Prospective evaluation of Doppler sonographically measured left ventricular systolic time intervals, stroke volume (SV), cardiac output (CO), and blood flow parameters of anterior cerebral artery (ACA), superior mesenteric artery (SMA) and renal arteries (RA), before, after 20 min and 8-10 h of dobutamine treatment in 20 neonates (gestational age 29.6+/-4.4 weeks, birth weight 1450+/-609 g and postnatal age 2+/-2.1 days). Dobutamine was given in a mean dosage of 9.1+/-1.1 microg/kg.
After 20 min SV increased from 1.71+/-0.5 ml to 2.12+0.57 ml/kg, CO from 223+/-76 to 290 ml/kg/min. A shortening of left ventricular pre ejection period from 86+/-12 to 66+/-13 ms and of the ratio of pre-ejection period/ejection time from 0.52+/-0.12 to 0.40+/-0.11 were observed. Blood flow velocities of ACA increased after 8-10 h: peak systolic flow velocity (PSV) from 19.0+/-6 to 29.6+/-7.1 ms, end diastolic velocity (EDV) from 2.9+/-2.6 to 12.7+/-11.3 ms. PSV of SMA increased from 32.5+/-4.7 to 49.7+/-7.8 ms after 8-10 h, EDV from 8.9+/-8 ms to 20.6+/-6.1 ms. PSV of RA increased from 18.2+/-6.1 ms to 39.9+/-4.8 ms, EDV from 2.2+/-1.2 to 8.2+/-2.1 ms after 8-10 h. The pulsatility indices decreased significantly after 8-10 h: ACA from 2.3+/-0.6 to 1.4+/-0.5, SMA from 1.7 to 1.2 and RA from 2.57 to 1.57.
Dobutamine improves the cardiac functional parameters already after 20 min and has an influence on the blood flow parameters of ACA, SMA and RA 8-10 h after administration in neonates with myocardial dysfunction.
Early Human Development 06/2007; 83(5):307-12. · 2.02 Impact Factor
[show abstract][hide abstract] ABSTRACT: To evaluate the incidence of retinopathy of prematurity (ROP) and other ocular morbidities in extremely premature infants.
A retrospective analysis of the prevalence and nature of ocular abnormalities in a cohort of 22 extremely pre-term infants born <25 + 0 weeks of estimated gestational age (GA) was performed.

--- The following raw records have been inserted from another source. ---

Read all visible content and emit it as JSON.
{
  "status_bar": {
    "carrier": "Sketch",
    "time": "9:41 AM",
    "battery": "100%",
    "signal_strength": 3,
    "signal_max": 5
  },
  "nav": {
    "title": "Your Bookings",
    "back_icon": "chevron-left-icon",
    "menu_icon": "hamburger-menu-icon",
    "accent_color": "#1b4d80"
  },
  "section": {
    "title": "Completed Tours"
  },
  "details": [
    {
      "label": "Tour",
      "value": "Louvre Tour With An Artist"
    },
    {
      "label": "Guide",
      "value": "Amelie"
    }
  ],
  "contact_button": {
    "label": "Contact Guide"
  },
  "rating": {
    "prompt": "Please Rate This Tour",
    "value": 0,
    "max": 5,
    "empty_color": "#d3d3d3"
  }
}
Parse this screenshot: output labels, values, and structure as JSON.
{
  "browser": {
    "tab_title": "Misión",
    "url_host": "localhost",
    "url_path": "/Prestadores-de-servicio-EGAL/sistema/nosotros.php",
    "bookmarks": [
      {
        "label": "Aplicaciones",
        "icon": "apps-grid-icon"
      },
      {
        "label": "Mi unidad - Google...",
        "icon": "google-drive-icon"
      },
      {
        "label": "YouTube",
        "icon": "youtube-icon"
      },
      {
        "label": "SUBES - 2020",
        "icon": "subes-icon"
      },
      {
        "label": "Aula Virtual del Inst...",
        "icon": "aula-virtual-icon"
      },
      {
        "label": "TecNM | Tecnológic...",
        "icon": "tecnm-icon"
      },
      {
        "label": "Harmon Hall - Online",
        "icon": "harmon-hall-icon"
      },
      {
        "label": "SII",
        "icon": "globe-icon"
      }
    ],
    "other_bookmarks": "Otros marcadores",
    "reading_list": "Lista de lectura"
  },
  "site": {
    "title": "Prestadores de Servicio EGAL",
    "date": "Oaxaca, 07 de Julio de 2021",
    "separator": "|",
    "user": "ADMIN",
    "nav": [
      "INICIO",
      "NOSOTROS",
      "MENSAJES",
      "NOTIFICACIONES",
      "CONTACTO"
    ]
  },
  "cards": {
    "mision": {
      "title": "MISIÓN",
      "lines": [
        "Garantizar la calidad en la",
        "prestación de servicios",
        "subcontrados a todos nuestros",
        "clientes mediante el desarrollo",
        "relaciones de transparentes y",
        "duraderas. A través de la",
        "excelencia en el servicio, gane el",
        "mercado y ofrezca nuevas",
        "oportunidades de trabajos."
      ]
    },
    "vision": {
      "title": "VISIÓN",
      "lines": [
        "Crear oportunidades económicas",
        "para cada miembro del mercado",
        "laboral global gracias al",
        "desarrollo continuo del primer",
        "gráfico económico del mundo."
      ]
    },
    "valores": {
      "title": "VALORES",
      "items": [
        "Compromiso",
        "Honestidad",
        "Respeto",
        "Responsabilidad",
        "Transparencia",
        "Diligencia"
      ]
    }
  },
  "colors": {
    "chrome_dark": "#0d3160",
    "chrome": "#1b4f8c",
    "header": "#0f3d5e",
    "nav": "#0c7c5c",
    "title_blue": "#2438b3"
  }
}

The children were grouped according to the observed disorder: 13 out of 22 (59%) neonates with mild ophthalmologic findings (ROP < or = stage II) [Group 1], 5 out of 22 (23%) infants with ROP stage III or more (Group 2) and 4 out of 22 (18%) neonates with severe ocular morbidity (congenital cataract, microphthalmia, partial optic nerve atrophy and corneal perforation due to an ulcer with lens protrusion), partly combined with ROP > or = stage III (three of four). One child of 22 (5%) needed laser therapy. Out of 22 admitted infants, 20 (91%) were discharged alive.
The high rate of ocular morbidity besides ROP in extremely pre-term infants is noteworthy. Mechanisms influencing the postnatal development of the eye, especially their relation to the grade of prematurity and neonatological therapeutical strategies, require further investigations.